’ The Prince is saying that the hatred between both the Montague and Capulet household has punished them because now their children are dead. The feuding families are punished when they realise that their hatred caused the death of a pair of innocent lovers. Luhrmann shows this scene, after the bodies of our heroes are lifted into the paramedics van. A close-up shot of his expression, which is disappointment, is also a film technique used in this scene. The colours used in the background are like, greys, blacks and deep blues highlighting the mood of the scene, which is sorrow.

He later repeats ‘all are punish’d’, showing the intensity the words carry.
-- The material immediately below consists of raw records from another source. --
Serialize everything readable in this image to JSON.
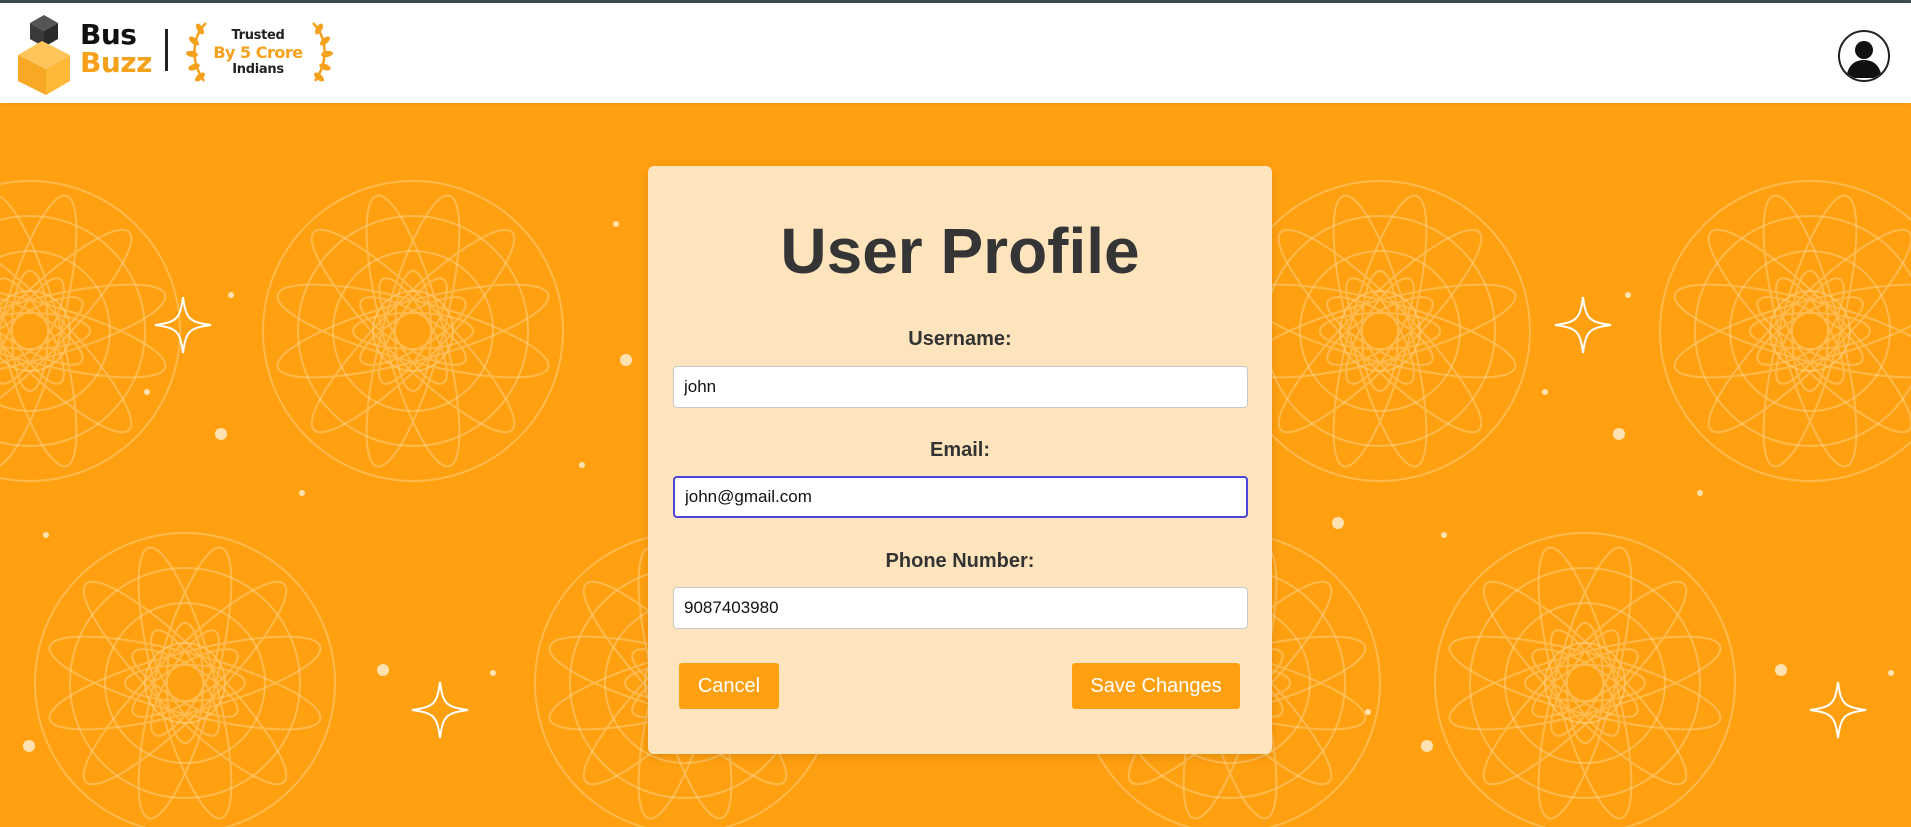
{
  "header": {
    "brand_line1": "Bus",
    "brand_line2": "Buzz",
    "trust_line1": "Trusted",
    "trust_line2": "By 5 Crore",
    "trust_line3": "Indians",
    "avatar_icon": "user-avatar-icon"
  },
  "colors": {
    "accent": "#ffa010",
    "card": "#fee4bd",
    "focus_border": "#4b44d8"
  },
  "profile": {
    "title": "User Profile",
    "username_label": "Username:",
    "username_value": "john",
    "email_label": "Email:",
    "email_value": "john@gmail.com",
    "phone_label": "Phone Number:",
    "phone_value": "9087403980",
    "cancel_label": "Cancel",
    "save_label": "Save Changes"
  }
}
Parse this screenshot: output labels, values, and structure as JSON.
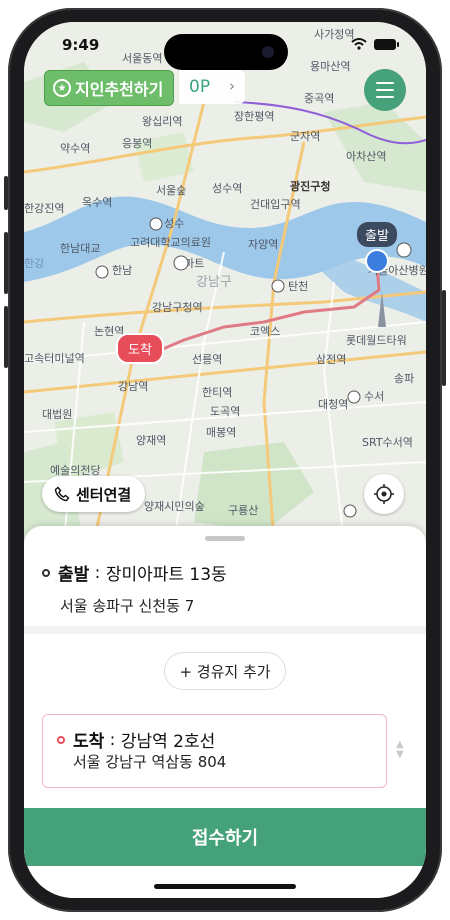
{
  "status_bar": {
    "time": "9:49"
  },
  "header": {
    "referral_label": "지인추천하기",
    "points_label": "0P",
    "points_chevron": "›",
    "menu_icon": "hamburger-icon"
  },
  "map": {
    "start_pin_label": "출발",
    "end_pin_label": "도착",
    "labels": {
      "l1": "사가정역",
      "l2": "서울동역",
      "l3": "용마산역",
      "l4": "왕십리역",
      "l5": "장한평역",
      "l6": "중곡역",
      "l7": "군자역",
      "l8": "약수역",
      "l9": "응봉역",
      "l10": "아차산역",
      "l11": "서울숲",
      "l12": "성수역",
      "l13": "광진구청",
      "l14": "건대입구역",
      "l15": "한강진역",
      "l16": "옥수역",
      "l17": "성수",
      "l18": "고려대학교의료원",
      "l19": "자양역",
      "l20": "한남대교",
      "l21": "한남",
      "l22": "탄천",
      "l23": "서울아산병원",
      "l24": "논현역",
      "l25": "강남구청역",
      "l26": "코엑스",
      "l27": "롯데월드타워",
      "l28": "고속터미널역",
      "l29": "선릉역",
      "l30": "삼전역",
      "l31": "강남역",
      "l32": "한티역",
      "l33": "도곡역",
      "l34": "대청역",
      "l35": "수서",
      "l36": "대법원",
      "l37": "양재역",
      "l38": "매봉역",
      "l39": "SRT수서역",
      "l40": "예술의전당",
      "l41": "구룡산",
      "l42": "강남구",
      "l43": "송파",
      "l44": "양재시민의숲",
      "l45": "한강",
      "l46": "이마트"
    }
  },
  "controls": {
    "center_connect_label": "센터연결",
    "phone_icon": "phone-icon",
    "locate_icon": "locate-icon"
  },
  "route": {
    "start_title": "출발",
    "start_place": "장미아파트 13동",
    "start_address": "서울 송파구 신천동 7",
    "add_waypoint_label": "+ 경유지 추가",
    "dest_title": "도착",
    "dest_place": "강남역 2호선",
    "dest_address": "서울 강남구 역삼동 804",
    "separator": " : "
  },
  "submit_label": "접수하기",
  "colors": {
    "accent": "#45a179",
    "referral": "#6dbd6a",
    "start_pin": "#3b7ee0",
    "end_pin": "#e84d5a",
    "route_line": "#e07b85"
  }
}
The theme of hate also shows the audience that the perils and mishaps love can cause. Which supports the statement ‘love can be dangerous’. This specific theme plays a major role in the entire play of ‘Romeo and Juliet’ and informs the audience that you should never hate too much, because it may harm others and lead to larger problems. When their parents discover Romeo and Juliet dead in each other’s arms, they vow to end the feud between the two families.

In the last quote in the play of ‘Romeo and Juliet’, the Prince says: ‘A glooming peace this morning with it brings’. This quote states that the death of their children brought the two families together. ‘Glooming peace’ is an oxymoron used to show that even though they brought both households together, Juliet and her Romeo are still dead. Film Director, Luhrmann shows this tragic scene, while the voice-over of the news reporter is in the background. A close-up shot of both Capulet and Montague faces are shown, which are mutually filled with guilt and regret.

This finally proves that love can be overpowering and deceptive. Love, in ‘Romeo and Juliet’, is a grand passion, and as such it is blinding, it can overwhelm a person as powerfully and completely as hate can. After all, unlike many of the other tragedies, this play does not have a villain, but rather people whose good qualities are turned to poison by the world in which they live. Therefore ‘Romeo and Juliet’ is a play that does not celebrate young love but mourns it. The story of Romeo and Juliet is a tribute and a cautionary tale of young love and its mishaps.